Otherwise, possibly, but anyone who wants to cheat will certainly find software that runs under linux.

Mostly it would save them having to buy windows licenses, assuming they don't also pirate windows like everyone else.

I will speak from a CS:GO standpoint since its what I play.

Driver support is necessary. For a lan setting you would need all mice to have linux driver support and it simply isn't there yet. Most of the admins at these big lans don't know shit about linux. There is only one guy in the building that knows anything command line and he is the networking guy.

The second problem is for online qualifiers all the providers would need to have clients for linux as well as windows which probably wont happen any time soon. Making a linux client costs money for the providers and I highly doubt it will bring new paying customers. Yes some of the current customers like me would gladly switch to linux on our gaming machines but they wont make more revenue so its a waste of time and money for them.

I don't think you read what I wrote. Linux was the issue in the example I gave. Drivers were not the issue. If people have to completely reformat their entire drive because their partitions are not recognized it has nothing to do with drivers, and would have everything to do with stability of the operating system when it was running.

:-) Ok. So do you mean that it is a fact for all Linux distros?

I haven't used or even looked at "all" the distros for Linux. There's too many to even count.

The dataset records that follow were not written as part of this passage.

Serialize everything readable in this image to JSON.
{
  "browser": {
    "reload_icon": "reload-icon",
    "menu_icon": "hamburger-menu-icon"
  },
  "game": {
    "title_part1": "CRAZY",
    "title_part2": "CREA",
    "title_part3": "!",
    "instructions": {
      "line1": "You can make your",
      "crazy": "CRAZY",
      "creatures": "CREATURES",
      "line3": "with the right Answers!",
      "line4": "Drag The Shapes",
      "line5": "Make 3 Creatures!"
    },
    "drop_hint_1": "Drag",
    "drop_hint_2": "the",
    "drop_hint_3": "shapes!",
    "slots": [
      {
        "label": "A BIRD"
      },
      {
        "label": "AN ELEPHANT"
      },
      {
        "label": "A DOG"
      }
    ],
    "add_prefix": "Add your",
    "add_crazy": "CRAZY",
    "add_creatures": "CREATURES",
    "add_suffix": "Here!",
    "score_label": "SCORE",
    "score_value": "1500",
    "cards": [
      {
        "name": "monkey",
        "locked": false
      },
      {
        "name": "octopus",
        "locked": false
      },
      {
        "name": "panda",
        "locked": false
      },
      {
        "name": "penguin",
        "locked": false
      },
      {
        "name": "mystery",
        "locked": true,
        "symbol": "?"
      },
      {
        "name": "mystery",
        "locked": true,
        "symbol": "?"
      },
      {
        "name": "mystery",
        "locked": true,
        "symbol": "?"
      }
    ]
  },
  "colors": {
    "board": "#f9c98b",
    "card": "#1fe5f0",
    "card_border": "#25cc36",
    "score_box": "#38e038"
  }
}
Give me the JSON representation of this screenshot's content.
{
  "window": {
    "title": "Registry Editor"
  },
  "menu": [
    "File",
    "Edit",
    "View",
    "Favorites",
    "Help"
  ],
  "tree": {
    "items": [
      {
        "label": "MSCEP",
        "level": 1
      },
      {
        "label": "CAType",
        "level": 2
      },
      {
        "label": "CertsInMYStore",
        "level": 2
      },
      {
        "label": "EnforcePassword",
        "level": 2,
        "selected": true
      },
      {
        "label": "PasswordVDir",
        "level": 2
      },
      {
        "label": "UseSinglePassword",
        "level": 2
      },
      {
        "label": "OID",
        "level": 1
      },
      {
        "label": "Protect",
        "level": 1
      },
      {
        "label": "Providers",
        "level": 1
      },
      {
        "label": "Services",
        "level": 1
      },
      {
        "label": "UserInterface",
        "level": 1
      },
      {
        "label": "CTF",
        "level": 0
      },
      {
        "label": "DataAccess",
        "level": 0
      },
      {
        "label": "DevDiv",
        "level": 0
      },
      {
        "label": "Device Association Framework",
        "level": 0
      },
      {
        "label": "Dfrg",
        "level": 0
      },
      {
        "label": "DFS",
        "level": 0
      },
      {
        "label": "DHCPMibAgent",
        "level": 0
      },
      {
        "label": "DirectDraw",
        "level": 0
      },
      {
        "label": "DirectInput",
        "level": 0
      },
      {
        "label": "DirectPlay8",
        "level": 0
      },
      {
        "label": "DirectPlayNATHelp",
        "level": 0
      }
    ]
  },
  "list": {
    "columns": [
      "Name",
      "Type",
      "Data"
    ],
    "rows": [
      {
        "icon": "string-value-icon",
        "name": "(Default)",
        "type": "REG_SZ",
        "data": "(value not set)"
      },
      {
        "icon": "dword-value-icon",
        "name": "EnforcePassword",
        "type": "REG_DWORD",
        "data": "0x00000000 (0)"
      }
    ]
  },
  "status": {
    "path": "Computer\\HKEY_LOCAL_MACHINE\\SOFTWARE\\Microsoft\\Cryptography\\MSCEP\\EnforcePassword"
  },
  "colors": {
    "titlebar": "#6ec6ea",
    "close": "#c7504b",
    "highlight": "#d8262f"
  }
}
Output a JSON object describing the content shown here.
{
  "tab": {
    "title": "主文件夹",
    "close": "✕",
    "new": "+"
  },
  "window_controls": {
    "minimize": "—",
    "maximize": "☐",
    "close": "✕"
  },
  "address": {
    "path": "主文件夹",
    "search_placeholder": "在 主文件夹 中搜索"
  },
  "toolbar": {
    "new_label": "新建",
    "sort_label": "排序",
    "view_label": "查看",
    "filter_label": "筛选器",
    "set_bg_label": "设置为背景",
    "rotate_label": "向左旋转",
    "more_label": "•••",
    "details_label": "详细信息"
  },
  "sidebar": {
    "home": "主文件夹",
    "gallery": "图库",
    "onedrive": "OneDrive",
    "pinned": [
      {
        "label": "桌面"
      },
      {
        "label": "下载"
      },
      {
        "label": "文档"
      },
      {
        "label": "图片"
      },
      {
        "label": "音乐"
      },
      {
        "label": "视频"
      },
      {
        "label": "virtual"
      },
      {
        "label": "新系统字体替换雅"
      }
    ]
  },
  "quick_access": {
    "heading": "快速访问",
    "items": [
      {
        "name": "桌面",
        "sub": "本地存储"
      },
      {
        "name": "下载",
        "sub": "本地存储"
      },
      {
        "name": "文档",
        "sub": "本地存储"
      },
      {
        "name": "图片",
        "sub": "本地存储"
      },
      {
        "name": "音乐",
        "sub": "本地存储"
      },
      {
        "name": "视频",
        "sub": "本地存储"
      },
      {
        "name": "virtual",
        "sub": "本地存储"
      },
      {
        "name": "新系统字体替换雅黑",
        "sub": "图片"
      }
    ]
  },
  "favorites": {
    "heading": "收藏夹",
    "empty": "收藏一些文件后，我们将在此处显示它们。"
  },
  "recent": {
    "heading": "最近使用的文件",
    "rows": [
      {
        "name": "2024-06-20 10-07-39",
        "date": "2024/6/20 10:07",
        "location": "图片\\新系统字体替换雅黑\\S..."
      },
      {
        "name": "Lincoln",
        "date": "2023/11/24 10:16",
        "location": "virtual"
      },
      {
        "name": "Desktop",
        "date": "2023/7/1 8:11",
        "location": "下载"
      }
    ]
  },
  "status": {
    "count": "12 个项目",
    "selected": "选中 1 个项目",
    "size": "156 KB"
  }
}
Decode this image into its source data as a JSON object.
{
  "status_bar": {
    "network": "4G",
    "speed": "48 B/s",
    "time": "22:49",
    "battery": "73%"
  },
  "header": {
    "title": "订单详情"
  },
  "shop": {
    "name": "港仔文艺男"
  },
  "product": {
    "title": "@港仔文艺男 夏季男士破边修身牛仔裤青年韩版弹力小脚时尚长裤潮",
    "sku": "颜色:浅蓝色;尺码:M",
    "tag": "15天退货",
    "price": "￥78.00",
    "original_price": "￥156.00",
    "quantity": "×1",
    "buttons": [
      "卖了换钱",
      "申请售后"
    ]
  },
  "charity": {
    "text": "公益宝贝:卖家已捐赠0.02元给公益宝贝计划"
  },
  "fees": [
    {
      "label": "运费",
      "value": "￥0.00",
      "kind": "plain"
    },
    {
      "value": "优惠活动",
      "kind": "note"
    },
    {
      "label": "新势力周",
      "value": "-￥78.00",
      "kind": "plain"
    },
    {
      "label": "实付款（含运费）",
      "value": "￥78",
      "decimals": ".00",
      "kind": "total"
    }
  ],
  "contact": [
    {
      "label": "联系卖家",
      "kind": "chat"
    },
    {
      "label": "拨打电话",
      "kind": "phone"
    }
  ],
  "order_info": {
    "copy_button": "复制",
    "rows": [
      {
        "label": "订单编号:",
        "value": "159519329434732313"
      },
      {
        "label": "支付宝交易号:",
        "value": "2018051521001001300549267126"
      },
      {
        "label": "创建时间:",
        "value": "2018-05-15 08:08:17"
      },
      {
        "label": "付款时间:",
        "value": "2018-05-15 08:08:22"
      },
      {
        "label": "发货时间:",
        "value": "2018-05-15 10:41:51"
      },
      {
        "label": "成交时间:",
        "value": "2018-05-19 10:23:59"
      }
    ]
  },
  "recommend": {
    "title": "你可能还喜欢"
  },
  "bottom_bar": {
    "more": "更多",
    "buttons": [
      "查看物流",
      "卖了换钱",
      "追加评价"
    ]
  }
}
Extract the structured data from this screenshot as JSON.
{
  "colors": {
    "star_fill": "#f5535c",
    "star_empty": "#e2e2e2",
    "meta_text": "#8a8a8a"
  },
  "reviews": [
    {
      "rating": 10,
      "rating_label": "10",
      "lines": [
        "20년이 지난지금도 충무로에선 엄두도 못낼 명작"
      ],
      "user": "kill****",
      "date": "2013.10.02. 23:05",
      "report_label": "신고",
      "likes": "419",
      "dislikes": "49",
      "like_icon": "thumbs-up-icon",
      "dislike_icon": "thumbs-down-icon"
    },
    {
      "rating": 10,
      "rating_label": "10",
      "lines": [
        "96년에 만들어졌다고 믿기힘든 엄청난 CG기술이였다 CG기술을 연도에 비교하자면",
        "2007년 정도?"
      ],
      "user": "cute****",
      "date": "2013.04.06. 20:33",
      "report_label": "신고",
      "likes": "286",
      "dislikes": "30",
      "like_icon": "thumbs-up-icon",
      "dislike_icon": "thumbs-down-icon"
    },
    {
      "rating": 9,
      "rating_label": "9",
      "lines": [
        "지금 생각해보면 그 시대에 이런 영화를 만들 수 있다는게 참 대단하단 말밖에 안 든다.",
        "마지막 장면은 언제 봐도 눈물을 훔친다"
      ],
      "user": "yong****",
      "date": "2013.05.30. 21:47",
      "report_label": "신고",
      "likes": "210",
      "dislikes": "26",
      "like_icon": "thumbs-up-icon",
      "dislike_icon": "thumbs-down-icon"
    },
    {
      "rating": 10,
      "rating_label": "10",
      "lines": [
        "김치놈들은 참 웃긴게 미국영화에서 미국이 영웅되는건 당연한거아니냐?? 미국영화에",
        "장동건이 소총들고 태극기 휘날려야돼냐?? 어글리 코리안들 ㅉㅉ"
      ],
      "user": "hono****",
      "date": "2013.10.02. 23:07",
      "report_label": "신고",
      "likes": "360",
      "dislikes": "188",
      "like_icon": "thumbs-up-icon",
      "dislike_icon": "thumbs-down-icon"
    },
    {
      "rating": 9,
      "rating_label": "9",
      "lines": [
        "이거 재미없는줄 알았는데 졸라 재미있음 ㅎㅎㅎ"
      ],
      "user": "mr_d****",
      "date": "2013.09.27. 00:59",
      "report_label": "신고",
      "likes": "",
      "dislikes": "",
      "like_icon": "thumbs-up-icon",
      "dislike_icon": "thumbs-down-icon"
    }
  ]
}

One could pop up tomorrow.

The fact is, is that Linux in itself is a very temperamental type of OS. If there is one hiccup with your install, consider a reformat...don't even bother diagnosing it. It's been the norm with Linux for years. That's why there is so much NAS talk lately and backing up.